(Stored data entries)

* * *

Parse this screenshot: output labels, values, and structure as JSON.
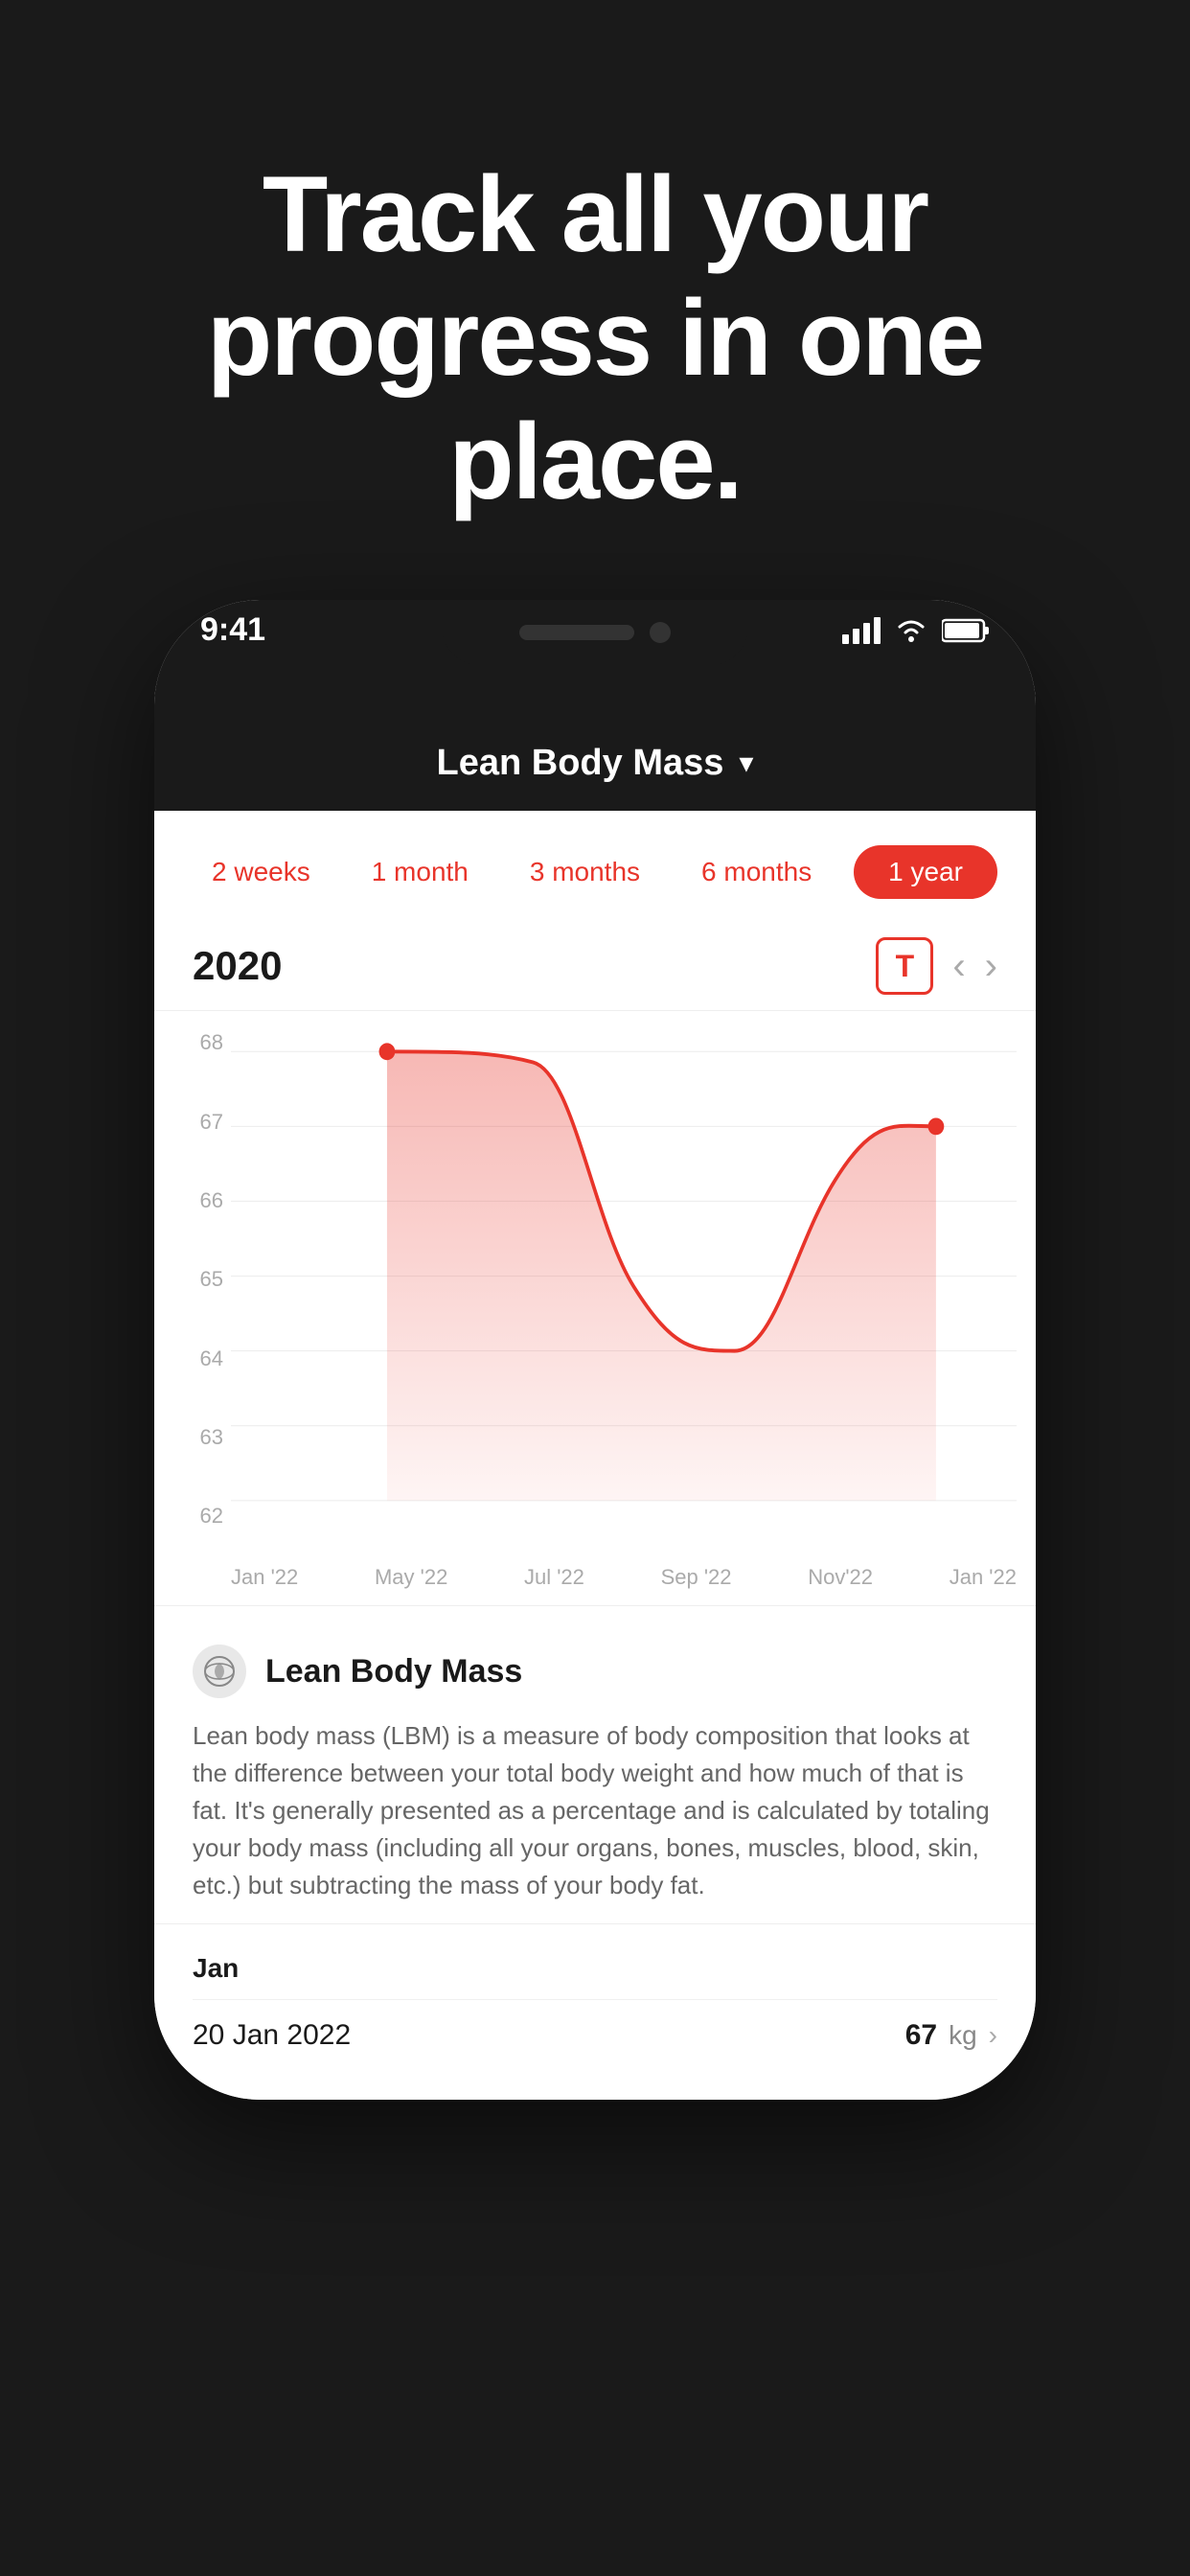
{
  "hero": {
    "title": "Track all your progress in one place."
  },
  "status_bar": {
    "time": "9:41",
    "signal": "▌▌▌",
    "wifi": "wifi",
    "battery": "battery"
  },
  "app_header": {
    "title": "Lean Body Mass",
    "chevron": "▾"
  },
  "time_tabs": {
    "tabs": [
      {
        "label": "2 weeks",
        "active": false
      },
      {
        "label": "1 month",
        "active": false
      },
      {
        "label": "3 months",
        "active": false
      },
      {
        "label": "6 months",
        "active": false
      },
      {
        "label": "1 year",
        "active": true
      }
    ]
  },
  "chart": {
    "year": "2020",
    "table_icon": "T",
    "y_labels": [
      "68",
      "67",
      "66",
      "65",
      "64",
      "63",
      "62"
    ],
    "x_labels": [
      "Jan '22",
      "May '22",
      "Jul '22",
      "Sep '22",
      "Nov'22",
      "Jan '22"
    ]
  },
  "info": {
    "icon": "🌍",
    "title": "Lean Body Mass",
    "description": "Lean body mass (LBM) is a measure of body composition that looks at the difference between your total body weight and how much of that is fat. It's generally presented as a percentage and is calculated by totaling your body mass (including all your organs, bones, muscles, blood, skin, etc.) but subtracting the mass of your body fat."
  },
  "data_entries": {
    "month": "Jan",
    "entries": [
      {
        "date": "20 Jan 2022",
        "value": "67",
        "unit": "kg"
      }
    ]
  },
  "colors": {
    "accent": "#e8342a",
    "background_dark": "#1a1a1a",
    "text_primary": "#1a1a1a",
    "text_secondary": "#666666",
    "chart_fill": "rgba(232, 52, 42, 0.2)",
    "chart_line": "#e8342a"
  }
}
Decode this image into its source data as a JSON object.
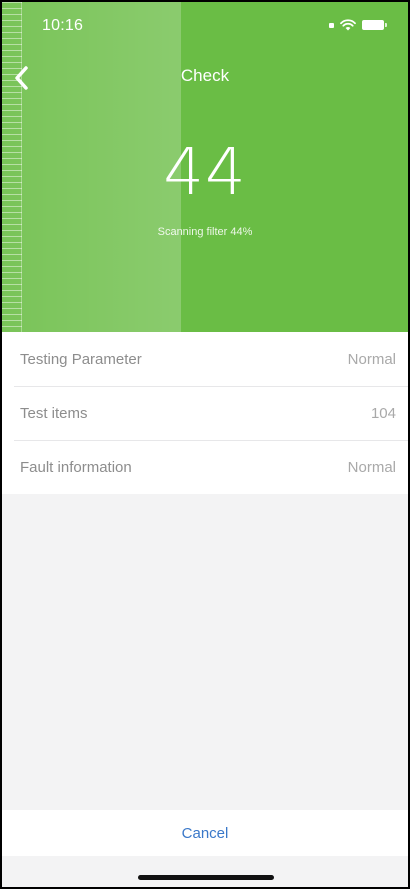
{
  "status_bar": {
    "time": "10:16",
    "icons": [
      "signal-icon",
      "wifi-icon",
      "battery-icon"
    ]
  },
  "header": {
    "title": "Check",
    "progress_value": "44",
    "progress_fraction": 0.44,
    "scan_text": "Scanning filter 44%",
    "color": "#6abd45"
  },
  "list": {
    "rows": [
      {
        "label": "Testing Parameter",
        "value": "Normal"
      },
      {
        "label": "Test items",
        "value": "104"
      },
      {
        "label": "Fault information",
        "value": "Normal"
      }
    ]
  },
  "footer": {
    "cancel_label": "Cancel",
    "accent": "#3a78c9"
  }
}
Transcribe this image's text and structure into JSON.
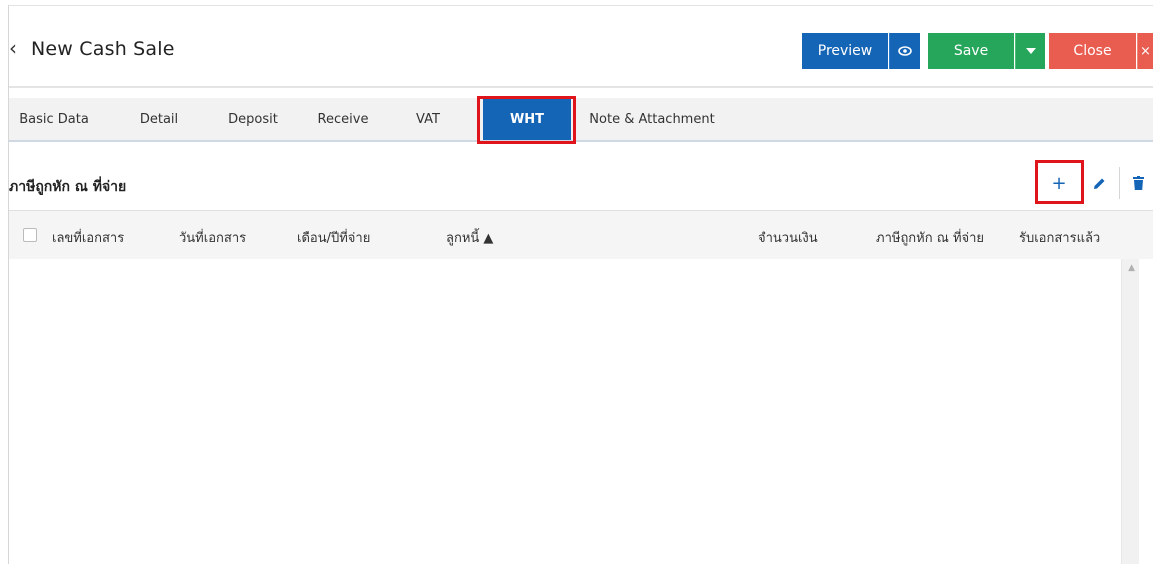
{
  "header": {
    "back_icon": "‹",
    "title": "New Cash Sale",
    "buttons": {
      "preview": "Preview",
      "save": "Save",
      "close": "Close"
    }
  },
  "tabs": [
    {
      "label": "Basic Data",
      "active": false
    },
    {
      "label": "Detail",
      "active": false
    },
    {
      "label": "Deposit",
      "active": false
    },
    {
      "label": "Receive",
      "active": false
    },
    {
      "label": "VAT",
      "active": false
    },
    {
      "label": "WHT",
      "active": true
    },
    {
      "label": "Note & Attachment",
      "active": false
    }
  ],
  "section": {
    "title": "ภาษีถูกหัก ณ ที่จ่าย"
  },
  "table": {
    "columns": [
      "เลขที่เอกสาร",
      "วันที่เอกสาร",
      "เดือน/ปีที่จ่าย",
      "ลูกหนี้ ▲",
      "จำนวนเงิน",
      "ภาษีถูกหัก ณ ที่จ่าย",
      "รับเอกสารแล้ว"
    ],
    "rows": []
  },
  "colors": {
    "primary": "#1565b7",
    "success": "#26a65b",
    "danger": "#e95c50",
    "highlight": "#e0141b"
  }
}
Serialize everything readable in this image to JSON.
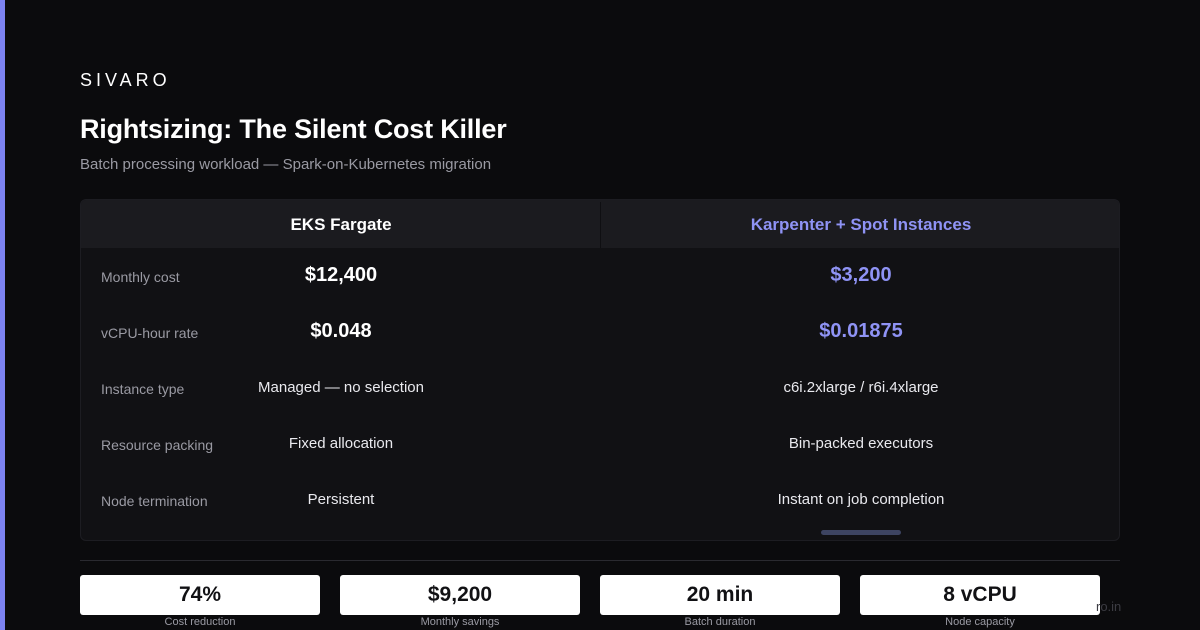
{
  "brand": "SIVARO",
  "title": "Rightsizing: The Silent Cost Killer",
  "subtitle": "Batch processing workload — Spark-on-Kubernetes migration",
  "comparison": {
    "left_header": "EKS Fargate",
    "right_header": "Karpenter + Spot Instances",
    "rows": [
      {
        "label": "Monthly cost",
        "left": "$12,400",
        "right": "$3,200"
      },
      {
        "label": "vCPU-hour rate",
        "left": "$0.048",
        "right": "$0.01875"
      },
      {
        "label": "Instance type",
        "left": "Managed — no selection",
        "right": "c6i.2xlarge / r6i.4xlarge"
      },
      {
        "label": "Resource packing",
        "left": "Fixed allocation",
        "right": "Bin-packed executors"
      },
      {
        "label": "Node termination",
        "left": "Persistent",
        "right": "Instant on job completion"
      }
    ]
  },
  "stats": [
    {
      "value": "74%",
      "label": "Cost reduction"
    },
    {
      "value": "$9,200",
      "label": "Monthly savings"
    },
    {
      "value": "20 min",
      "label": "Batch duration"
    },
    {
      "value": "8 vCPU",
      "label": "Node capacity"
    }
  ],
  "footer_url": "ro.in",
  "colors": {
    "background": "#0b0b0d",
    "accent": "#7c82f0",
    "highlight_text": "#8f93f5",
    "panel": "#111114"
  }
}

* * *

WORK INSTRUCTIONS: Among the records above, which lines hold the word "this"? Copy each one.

RESPONSE AREA:
Parse this screenshot: output labels, values, and structure as JSON.
Decode this image into its source data as a JSON object.
Transcribe this image's text and structure into JSON.
Serialize everything readable in this image to JSON.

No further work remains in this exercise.